- WORK TASK
Word for word, restate the records that come after this.

-- ENTRIES SUPPLIED follows --

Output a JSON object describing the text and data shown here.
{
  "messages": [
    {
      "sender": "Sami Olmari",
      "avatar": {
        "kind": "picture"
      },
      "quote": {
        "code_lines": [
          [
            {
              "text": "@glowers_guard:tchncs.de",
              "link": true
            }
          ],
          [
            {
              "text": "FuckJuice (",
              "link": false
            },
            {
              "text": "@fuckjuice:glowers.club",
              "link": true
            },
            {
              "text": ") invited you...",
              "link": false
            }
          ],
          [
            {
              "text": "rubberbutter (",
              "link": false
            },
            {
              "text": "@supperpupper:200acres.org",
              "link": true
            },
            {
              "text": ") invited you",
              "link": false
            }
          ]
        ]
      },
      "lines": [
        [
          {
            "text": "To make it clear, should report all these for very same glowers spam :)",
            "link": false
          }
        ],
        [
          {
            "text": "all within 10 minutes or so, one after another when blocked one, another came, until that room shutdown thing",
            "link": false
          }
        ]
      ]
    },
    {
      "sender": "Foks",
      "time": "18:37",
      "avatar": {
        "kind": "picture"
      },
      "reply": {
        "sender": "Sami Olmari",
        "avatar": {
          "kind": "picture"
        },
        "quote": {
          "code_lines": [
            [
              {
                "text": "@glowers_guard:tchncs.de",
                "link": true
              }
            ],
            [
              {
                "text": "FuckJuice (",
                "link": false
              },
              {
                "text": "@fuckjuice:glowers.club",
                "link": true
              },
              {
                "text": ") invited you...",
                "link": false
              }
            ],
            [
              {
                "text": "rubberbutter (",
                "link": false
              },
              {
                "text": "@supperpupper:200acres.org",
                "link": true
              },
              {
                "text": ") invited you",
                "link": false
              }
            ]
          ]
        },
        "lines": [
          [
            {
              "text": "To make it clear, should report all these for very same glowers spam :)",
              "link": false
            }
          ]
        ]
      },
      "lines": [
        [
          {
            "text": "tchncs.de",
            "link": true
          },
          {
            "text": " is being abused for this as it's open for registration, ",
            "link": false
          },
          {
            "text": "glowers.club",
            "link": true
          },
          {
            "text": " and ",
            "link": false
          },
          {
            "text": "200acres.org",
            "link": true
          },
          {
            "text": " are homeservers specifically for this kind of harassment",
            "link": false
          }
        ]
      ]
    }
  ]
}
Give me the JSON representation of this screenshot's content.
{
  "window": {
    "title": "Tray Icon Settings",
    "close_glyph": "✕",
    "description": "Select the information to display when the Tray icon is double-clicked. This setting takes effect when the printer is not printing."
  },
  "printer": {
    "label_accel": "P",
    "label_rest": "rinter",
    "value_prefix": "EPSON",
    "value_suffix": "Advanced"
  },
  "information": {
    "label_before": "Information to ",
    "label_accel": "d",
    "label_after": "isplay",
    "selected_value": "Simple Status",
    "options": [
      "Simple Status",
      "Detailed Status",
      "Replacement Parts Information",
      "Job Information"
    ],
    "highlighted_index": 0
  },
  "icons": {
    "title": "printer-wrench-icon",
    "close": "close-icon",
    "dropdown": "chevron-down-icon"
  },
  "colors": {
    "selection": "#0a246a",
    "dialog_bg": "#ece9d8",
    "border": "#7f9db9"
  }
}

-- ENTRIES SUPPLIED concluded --

- SOLUTION
Output a JSON object describing the text and data shown here.
{
  "messages": [
    {
      "sender": "Sami Olmari",
      "avatar": {
        "kind": "picture"
      },
      "quote": {
        "code_lines": [
          [
            {
              "text": "@glowers_guard:tchncs.de",
              "link": true
            }
          ],
          [
            {
              "text": "FuckJuice (",
              "link": false
            },
            {
              "text": "@fuckjuice:glowers.club",
              "link": true
            },
            {
              "text": ") invited you...",
              "link": false
            }
          ],
          [
            {
              "text": "rubberbutter (",
              "link": false
            },
            {
              "text": "@supperpupper:200acres.org",
              "link": true
            },
            {
              "text": ") invited you",
              "link": false
            }
          ]
        ]
      },
      "lines": [
        [
          {
            "text": "To make it clear, should report all these for very same glowers spam :)",
            "link": false
          }
        ],
        [
          {
            "text": "all within 10 minutes or so, one after another when blocked one, another came, until that room shutdown thing",
            "link": false
          }
        ]
      ]
    },
    {
      "sender": "Foks",
      "time": "18:37",
      "avatar": {
        "kind": "picture"
      },
      "reply": {
        "sender": "Sami Olmari",
        "avatar": {
          "kind": "picture"
        },
        "quote": {
          "code_lines": [
            [
              {
                "text": "@glowers_guard:tchncs.de",
                "link": true
              }
            ],
            [
              {
                "text": "FuckJuice (",
                "link": false
              },
              {
                "text": "@fuckjuice:glowers.club",
                "link": true
              },
              {
                "text": ") invited you...",
                "link": false
              }
            ],
            [
              {
                "text": "rubberbutter (",
                "link": false
              },
              {
                "text": "@supperpupper:200acres.org",
                "link": true
              },
              {
                "text": ") invited you",
                "link": false
              }
            ]
          ]
        },
        "lines": [
          [
            {
              "text": "To make it clear, should report all these for very same glowers spam :)",
              "link": false
            }
          ]
        ]
      },
      "lines": [
        [
          {
            "text": "tchncs.de",
            "link": true
          },
          {
            "text": " is being abused for this as it's open for registration, ",
            "link": false
          },
          {
            "text": "glowers.club",
            "link": true
          },
          {
            "text": " and ",
            "link": false
          },
          {
            "text": "200acres.org",
            "link": true
          },
          {
            "text": " are homeservers specifically for this kind of harassment",
            "link": false
          }
        ]
      ]
    }
  ]
}
Give me the JSON representation of this screenshot's content.
{
  "window": {
    "title": "Tray Icon Settings",
    "close_glyph": "✕",
    "description": "Select the information to display when the Tray icon is double-clicked. This setting takes effect when the printer is not printing."
  },
  "printer": {
    "label_accel": "P",
    "label_rest": "rinter",
    "value_prefix": "EPSON",
    "value_suffix": "Advanced"
  },
  "information": {
    "label_before": "Information to ",
    "label_accel": "d",
    "label_after": "isplay",
    "selected_value": "Simple Status",
    "options": [
      "Simple Status",
      "Detailed Status",
      "Replacement Parts Information",
      "Job Information"
    ],
    "highlighted_index": 0
  },
  "icons": {
    "title": "printer-wrench-icon",
    "close": "close-icon",
    "dropdown": "chevron-down-icon"
  },
  "colors": {
    "selection": "#0a246a",
    "dialog_bg": "#ece9d8",
    "border": "#7f9db9"
  }
}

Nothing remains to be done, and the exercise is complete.